Produce a word-for-word copy of the data that follows, excluding images.
BEGIN
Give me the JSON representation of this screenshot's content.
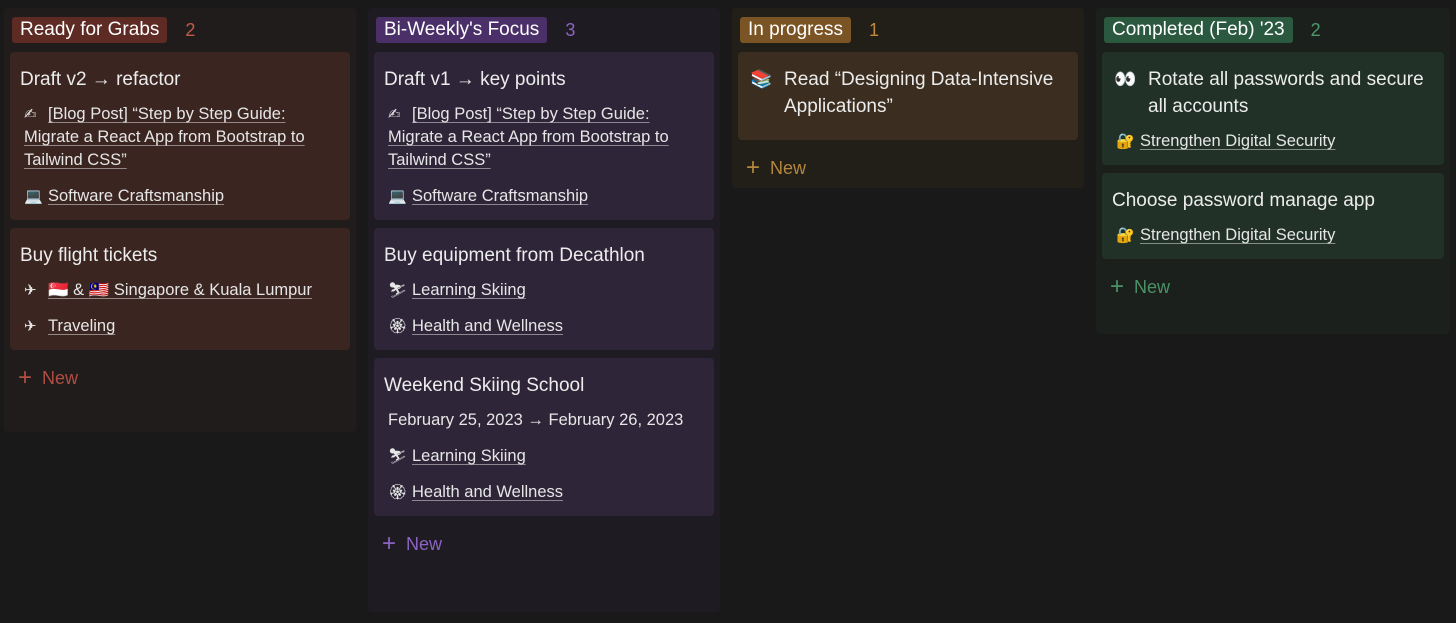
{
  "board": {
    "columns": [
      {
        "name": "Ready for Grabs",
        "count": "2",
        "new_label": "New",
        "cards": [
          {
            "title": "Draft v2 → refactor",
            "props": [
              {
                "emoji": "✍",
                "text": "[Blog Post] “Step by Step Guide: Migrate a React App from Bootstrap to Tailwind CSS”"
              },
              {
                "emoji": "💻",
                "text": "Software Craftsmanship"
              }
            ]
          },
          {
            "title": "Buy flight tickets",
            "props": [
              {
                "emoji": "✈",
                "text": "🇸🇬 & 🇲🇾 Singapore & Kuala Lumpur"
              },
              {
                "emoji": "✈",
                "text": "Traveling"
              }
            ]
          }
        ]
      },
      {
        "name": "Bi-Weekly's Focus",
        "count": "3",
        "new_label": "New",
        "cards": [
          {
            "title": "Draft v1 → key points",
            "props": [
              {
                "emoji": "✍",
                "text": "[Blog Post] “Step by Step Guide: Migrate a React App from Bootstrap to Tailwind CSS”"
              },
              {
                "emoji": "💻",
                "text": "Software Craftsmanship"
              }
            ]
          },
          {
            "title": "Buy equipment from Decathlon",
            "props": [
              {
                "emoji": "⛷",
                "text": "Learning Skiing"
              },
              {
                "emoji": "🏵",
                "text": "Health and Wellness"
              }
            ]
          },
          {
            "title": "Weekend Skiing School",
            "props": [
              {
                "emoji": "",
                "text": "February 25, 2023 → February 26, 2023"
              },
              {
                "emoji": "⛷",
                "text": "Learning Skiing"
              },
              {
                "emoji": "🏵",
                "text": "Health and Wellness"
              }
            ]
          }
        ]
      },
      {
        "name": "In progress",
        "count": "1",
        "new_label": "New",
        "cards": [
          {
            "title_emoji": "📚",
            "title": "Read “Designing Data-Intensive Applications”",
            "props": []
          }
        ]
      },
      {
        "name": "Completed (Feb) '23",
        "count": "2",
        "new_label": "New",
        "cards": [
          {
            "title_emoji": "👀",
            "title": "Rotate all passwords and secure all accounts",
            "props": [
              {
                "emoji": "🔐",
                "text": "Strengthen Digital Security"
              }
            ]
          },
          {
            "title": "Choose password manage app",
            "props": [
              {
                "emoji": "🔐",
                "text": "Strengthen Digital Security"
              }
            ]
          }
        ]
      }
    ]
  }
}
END
* **Finished exercise**:
Give me the JSON representation of this screenshot's content.
{
  "board": {
    "columns": [
      {
        "name": "Ready for Grabs",
        "count": "2",
        "new_label": "New",
        "cards": [
          {
            "title": "Draft v2 → refactor",
            "props": [
              {
                "emoji": "✍",
                "text": "[Blog Post] “Step by Step Guide: Migrate a React App from Bootstrap to Tailwind CSS”"
              },
              {
                "emoji": "💻",
                "text": "Software Craftsmanship"
              }
            ]
          },
          {
            "title": "Buy flight tickets",
            "props": [
              {
                "emoji": "✈",
                "text": "🇸🇬 & 🇲🇾 Singapore & Kuala Lumpur"
              },
              {
                "emoji": "✈",
                "text": "Traveling"
              }
            ]
          }
        ]
      },
      {
        "name": "Bi-Weekly's Focus",
        "count": "3",
        "new_label": "New",
        "cards": [
          {
            "title": "Draft v1 → key points",
            "props": [
              {
                "emoji": "✍",
                "text": "[Blog Post] “Step by Step Guide: Migrate a React App from Bootstrap to Tailwind CSS”"
              },
              {
                "emoji": "💻",
                "text": "Software Craftsmanship"
              }
            ]
          },
          {
            "title": "Buy equipment from Decathlon",
            "props": [
              {
                "emoji": "⛷",
                "text": "Learning Skiing"
              },
              {
                "emoji": "🏵",
                "text": "Health and Wellness"
              }
            ]
          },
          {
            "title": "Weekend Skiing School",
            "props": [
              {
                "emoji": "",
                "text": "February 25, 2023 → February 26, 2023"
              },
              {
                "emoji": "⛷",
                "text": "Learning Skiing"
              },
              {
                "emoji": "🏵",
                "text": "Health and Wellness"
              }
            ]
          }
        ]
      },
      {
        "name": "In progress",
        "count": "1",
        "new_label": "New",
        "cards": [
          {
            "title_emoji": "📚",
            "title": "Read “Designing Data-Intensive Applications”",
            "props": []
          }
        ]
      },
      {
        "name": "Completed (Feb) '23",
        "count": "2",
        "new_label": "New",
        "cards": [
          {
            "title_emoji": "👀",
            "title": "Rotate all passwords and secure all accounts",
            "props": [
              {
                "emoji": "🔐",
                "text": "Strengthen Digital Security"
              }
            ]
          },
          {
            "title": "Choose password manage app",
            "props": [
              {
                "emoji": "🔐",
                "text": "Strengthen Digital Security"
              }
            ]
          }
        ]
      }
    ]
  }
}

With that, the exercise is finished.